Stem cells are biological cells that may develop into many different types of cells in the body in its early stages of development. They are known to serve as a sort of internal repair system, dividing without limit to replenish other cells as and when required. (1)
Now a study conducted by the National Institute of Standards and Technology shows that it is possible to ‘induce’ stem cells to develop into a certain specific type of cell just by controlling their shape. This has immensely beneficial implications in the field of osteoporosis treatment as it points at designing material which will help regeneration of lost or damaged tissues in the body. (2)
It is known that in the realms of tissue-engineering, the primary objective is to repair as well as regenerate partially lost or damaged body tissues. This is done using stem cells which as mentioned earlier have the capability to develop into many different types of cells. However, the specific study conducted by team of researchers at the NIST looked at the stromal cells of the human bone marrow as well as the adult stem cells. The scientists separated these stromal cells and the adult stem cells from the marrow and could differentiate into bone, fat or cartilage cells. (3)
Chemical cues have been used in cases where the researchers have been able to identify the proper hormones in bone cells. In other cases, plain mechanical patterning has worked whereby cell differentiation on flat surfaces can be controlled by ‘patterning’ the surface of the cell such that they are able to restrict the locations where growing cells can attach themselves. The experiments that were conducted by the NIST however were done without additions of any biochemical supplements other than what was required to provide a cell growth medium.
The study which was supported by National Institute of Dental and Craniofacial Research, National Institutes of Health, looked into the tissue scaffold designs. The scaffolds were made out of bio-compatible polymers. These scaffolds served the purpose of providing a temporary implant that gave the cells a firm structure on which they could grow and eventually rebuild tissue. The scaffolds were microscopic nanofibre ones and basically of 3 types:
- Those that that looked like clumps of insect-eaten lettuce.
- Freeform fabrication (like microscopic rods stacked in a crisscross pattern), and
- Electrospun nanofibers (a random nest of thin fibers)
Next, the bone marrow stromal cells were cultured on each of these scaffolds to see which of the patterns were most effective at creating calcium deposits. When the results came, they showed that the stem cells differentiated most efficiently on the nanofiber scaffolds (the ones that resembled a random nest of thin fibers) even without any hormone additives. This was not true on other scaffold or architectures. Clearly, it was concluded, that the distinction came from the shape.

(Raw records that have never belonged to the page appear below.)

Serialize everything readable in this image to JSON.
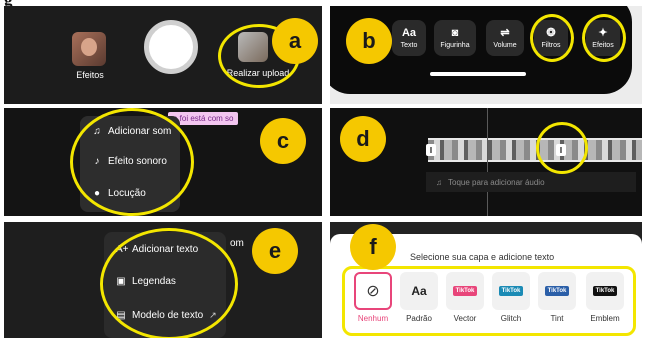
{
  "figure": {
    "heading": "g"
  },
  "panels": {
    "a": {
      "badge": "a",
      "effects_label": "Efeitos",
      "upload_label": "Realizar upload"
    },
    "b": {
      "badge": "b",
      "tools": [
        {
          "label": "Texto",
          "icon": "Aa"
        },
        {
          "label": "Figurinha",
          "icon": "sticker-icon"
        },
        {
          "label": "Volume",
          "icon": "volume-sliders-icon"
        },
        {
          "label": "Filtros",
          "icon": "filters-icon"
        },
        {
          "label": "Efeitos",
          "icon": "sparkle-icon"
        }
      ]
    },
    "c": {
      "badge": "c",
      "caption_fragment": "a foi está com so",
      "menu": [
        {
          "label": "Adicionar som",
          "icon": "music-note-icon"
        },
        {
          "label": "Efeito sonoro",
          "icon": "sound-effect-icon"
        },
        {
          "label": "Locução",
          "icon": "microphone-icon"
        }
      ]
    },
    "d": {
      "badge": "d",
      "audio_hint": "Toque para adicionar áudio"
    },
    "e": {
      "badge": "e",
      "caption_fragment": "om",
      "menu": [
        {
          "label": "Adicionar texto",
          "icon": "add-text-icon"
        },
        {
          "label": "Legendas",
          "icon": "captions-icon"
        },
        {
          "label": "Modelo de texto",
          "icon": "text-template-icon"
        }
      ]
    },
    "f": {
      "badge": "f",
      "title": "Selecione sua capa e adicione texto",
      "styles": [
        {
          "label": "Nenhum",
          "selected": true
        },
        {
          "label": "Padrão",
          "preview": "Aa"
        },
        {
          "label": "Vector",
          "preview": "TikTok"
        },
        {
          "label": "Glitch",
          "preview": "TikTok"
        },
        {
          "label": "Tint",
          "preview": "TikTok"
        },
        {
          "label": "Emblem",
          "preview": "TikTok"
        }
      ]
    }
  },
  "colors": {
    "badge": "#f5c800",
    "highlight": "#f3e600",
    "selected": "#e8457a"
  }
}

The rationale was that mature bone cells are characteristically long and stringy with several extended branches. Of the five different scaffolds, only the nanofiber one, in effect, forced the cells to a similar shape, long and branched, as they try to find anchor points
As per NIST biologist Carl Simon, Jr., “A good strategy to design future scaffolds would be to take into account what shape you want to put the cells in. That’s kind of a tall order though, you’d have to understand a lot of stuff: how cell morphology influences cell behaviour, and then how the three-dimensional structure can be used to control it.”
- Stem Cells Basic; Stem Cell Information- The National Institutes of Health Resource For Stem Cell Research; April, 2009; http://stemcells.nih.gov/info/basics/basics1.asp
- Shaping Up: Controlling a Stem Cell’s Form Can Determine Its Fate; Science Daily; September, 2011; http://www.sciencedaily.com/releases/2011/09/110913172708.htm
- Shaping Up: Controlling a Stem Cell’s Form Can Determine Its Fate; NIST- Material Measurement laboratory; September, 2011; http://www.nist.gov/mml/polymers/bone-091311.cfm